American Skin begins as one thing, a drama about a father coping with the murder of his son by police, to a few different things of varying effectiveness. Parker delves into Lincoln’s backstory to find the raw materials of a searing drama about dealing with tragedy. A former Marine, Lincoln came home and took a crappy custodial job at a prestigious school just so his son could attend there. Kijani was a good kid with a bright future, but he’s a stubborn teen who thinks he has it all figured out. In a telling moment, Lincoln has to remind his son that, yes, they are people who deserve to be respected and the law says so. But as black men, the reality on the ground is that all of the laws and Supreme Court decisions in the world don’t matter when a cop pulls you over. Do. What. They. Tell. You. Get home alive.

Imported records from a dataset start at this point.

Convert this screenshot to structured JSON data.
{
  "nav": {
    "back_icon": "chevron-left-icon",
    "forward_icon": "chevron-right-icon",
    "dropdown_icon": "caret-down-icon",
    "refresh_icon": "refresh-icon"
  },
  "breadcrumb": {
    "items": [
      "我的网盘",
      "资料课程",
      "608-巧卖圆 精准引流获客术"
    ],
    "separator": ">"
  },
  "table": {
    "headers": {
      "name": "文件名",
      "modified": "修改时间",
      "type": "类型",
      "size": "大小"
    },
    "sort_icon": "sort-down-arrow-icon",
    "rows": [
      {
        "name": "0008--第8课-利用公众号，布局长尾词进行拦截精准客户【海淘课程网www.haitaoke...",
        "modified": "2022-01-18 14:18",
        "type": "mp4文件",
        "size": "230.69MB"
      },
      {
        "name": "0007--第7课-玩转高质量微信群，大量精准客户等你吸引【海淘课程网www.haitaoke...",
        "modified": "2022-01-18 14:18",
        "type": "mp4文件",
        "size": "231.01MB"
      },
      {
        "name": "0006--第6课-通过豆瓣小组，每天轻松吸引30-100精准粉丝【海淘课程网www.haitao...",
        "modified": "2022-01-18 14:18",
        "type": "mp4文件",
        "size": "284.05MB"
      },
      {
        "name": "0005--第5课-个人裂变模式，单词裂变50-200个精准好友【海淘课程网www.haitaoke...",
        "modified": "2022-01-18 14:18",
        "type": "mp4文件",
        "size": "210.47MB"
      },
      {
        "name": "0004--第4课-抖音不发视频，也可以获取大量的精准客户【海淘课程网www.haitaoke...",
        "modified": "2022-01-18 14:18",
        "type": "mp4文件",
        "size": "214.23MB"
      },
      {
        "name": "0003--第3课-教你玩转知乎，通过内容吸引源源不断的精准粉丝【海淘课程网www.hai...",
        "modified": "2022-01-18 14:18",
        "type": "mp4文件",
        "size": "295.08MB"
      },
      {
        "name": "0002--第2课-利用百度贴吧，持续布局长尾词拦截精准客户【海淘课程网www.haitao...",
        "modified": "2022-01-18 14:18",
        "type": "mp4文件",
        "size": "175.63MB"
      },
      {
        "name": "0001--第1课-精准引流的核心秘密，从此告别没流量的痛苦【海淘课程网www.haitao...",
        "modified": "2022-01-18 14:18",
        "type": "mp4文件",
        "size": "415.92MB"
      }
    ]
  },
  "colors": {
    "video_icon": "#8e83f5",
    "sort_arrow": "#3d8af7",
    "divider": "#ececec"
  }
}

Then the film starts to take a turn that, in the beginning, seems like it’s going to go nowhere. A college filmmaker named Jordin King (Shane Paul McGhie) arrives at Lincoln’s doorstep. He wants to make a documentary about Kijani’s death. So we have a movie about a movie being made about a police shooting. Ugh. But the point of this narrative swerve reveals itself soon after, when the film turns into an impromptu legal thriller.
Lincoln, along with a group of his closest friends and family, take up arms against the police and take a number of them hostage. That includes officer Mike Randall (Beau Knapp), who shot Kijani and never had to face justice. Well, he’s about to face it now because Lincoln wants to hold a mock trial to judge Randall’s guilt or innocence.

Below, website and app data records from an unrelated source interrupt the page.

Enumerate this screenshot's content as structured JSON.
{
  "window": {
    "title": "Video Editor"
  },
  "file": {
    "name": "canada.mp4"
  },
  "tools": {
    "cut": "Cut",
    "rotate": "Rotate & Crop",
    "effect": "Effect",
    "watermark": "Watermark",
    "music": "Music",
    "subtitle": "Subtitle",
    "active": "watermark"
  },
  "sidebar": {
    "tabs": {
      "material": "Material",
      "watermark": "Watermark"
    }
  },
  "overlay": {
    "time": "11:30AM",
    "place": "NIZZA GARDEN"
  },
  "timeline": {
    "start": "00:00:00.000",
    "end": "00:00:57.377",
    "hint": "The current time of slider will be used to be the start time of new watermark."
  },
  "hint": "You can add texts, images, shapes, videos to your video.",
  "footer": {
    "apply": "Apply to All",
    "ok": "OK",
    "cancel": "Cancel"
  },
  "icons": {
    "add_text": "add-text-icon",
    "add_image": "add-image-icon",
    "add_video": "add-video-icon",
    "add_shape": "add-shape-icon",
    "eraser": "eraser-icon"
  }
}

American Skin very easily could’ve been a disaster, and at various turns I thought it would be. Parker takes some really big swings here, and the trial aspect is just one of them. The whole thing seems ludicrous; a hostage situation that turns into a court case presided over by Lincoln, a bunch of inmates released to be jurors, and attended by handcuffed and very angry cops. Meanwhile, Jordin is there to film the entire thing as part of Lincoln’s master scheme.
Surprisingly, the trial turns out to be incredibly effective and the lynchpin of the entire movie. Parker doesn’t make it easy, either. It would have been simple to pain everyone in that room in black and white terms: the cops are evil and in the wrong, while their victims are purely innocent. Instead, Parker gives the police a voice as well, to express their fears, concerns, and yes, even their biases. In short, they seem like real police officers. Some of the conversations come across as preachy, and there’s a sudden admission that comes out of nowhere like it’s the final minute of an episode of Law & Order, but for the most part Parker provides a real-sounding discussion between groups that typically speak past one another.

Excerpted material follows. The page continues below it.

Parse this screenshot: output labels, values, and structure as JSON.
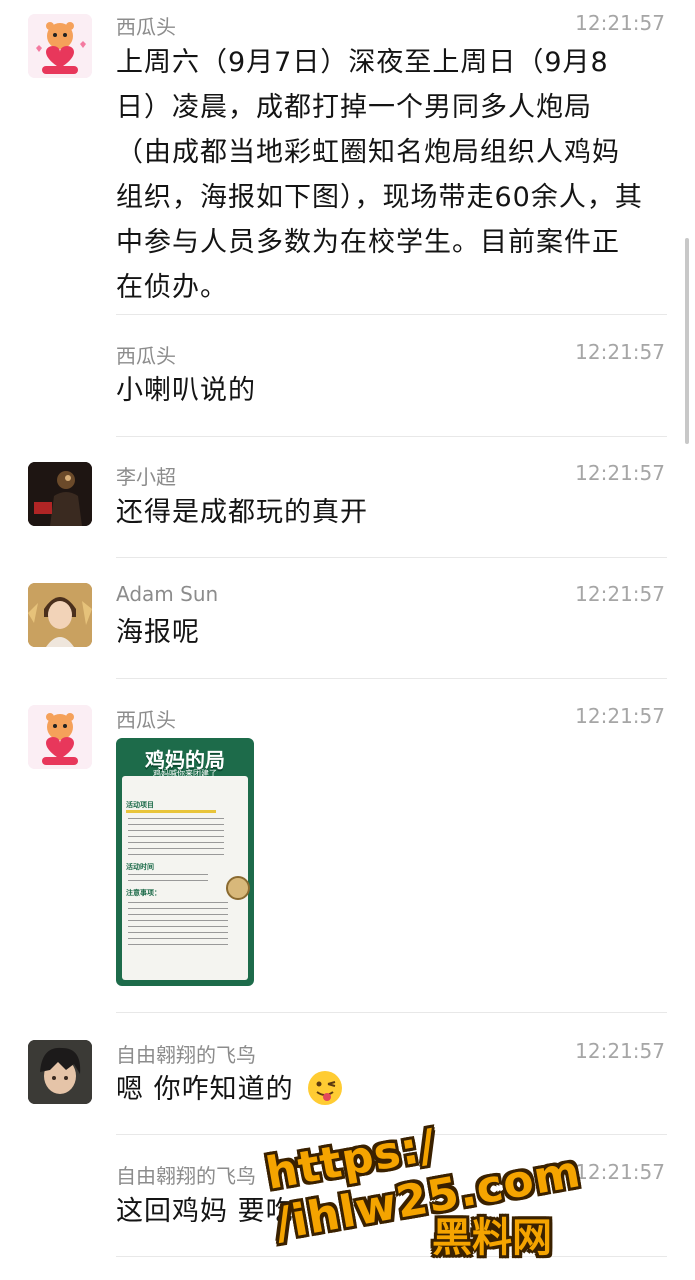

American Skin is meant to push buttons; it is meant to be over-the-top because going big is how you get attention for important issues. It is as much a societal fairy tale as Mr. Smith Goes to Washington or Falling Down. Not saying it is even remotely in the quality ballpark as those films but Parker wants to affect change using the best tool at his disposal to do it. That’s an admirable thing and American Skin a worthy effort. Let’s just hope those who have written Parker off give it a chance.